_SOURCE RECORDS_
----------
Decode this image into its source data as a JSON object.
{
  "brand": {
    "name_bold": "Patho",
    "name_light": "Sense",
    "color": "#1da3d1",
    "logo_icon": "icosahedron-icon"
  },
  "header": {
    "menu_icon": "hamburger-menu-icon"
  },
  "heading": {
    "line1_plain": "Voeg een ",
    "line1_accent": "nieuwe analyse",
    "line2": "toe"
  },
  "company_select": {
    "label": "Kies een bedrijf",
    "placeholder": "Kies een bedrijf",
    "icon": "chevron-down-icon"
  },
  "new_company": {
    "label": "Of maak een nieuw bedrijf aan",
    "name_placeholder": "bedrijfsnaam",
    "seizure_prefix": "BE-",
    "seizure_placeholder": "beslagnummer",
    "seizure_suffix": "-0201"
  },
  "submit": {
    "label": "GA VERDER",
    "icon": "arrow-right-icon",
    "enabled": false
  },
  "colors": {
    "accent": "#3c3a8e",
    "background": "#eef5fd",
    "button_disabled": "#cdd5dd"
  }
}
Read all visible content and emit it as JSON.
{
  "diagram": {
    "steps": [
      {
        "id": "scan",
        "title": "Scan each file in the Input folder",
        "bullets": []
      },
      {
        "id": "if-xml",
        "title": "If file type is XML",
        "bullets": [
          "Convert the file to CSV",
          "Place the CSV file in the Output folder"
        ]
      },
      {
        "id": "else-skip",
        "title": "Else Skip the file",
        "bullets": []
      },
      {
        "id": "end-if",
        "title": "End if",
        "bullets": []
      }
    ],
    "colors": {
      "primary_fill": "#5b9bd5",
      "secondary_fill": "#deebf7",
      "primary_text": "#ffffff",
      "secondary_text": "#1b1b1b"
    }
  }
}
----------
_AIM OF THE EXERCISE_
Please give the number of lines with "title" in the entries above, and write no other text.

_SOLUTION_
4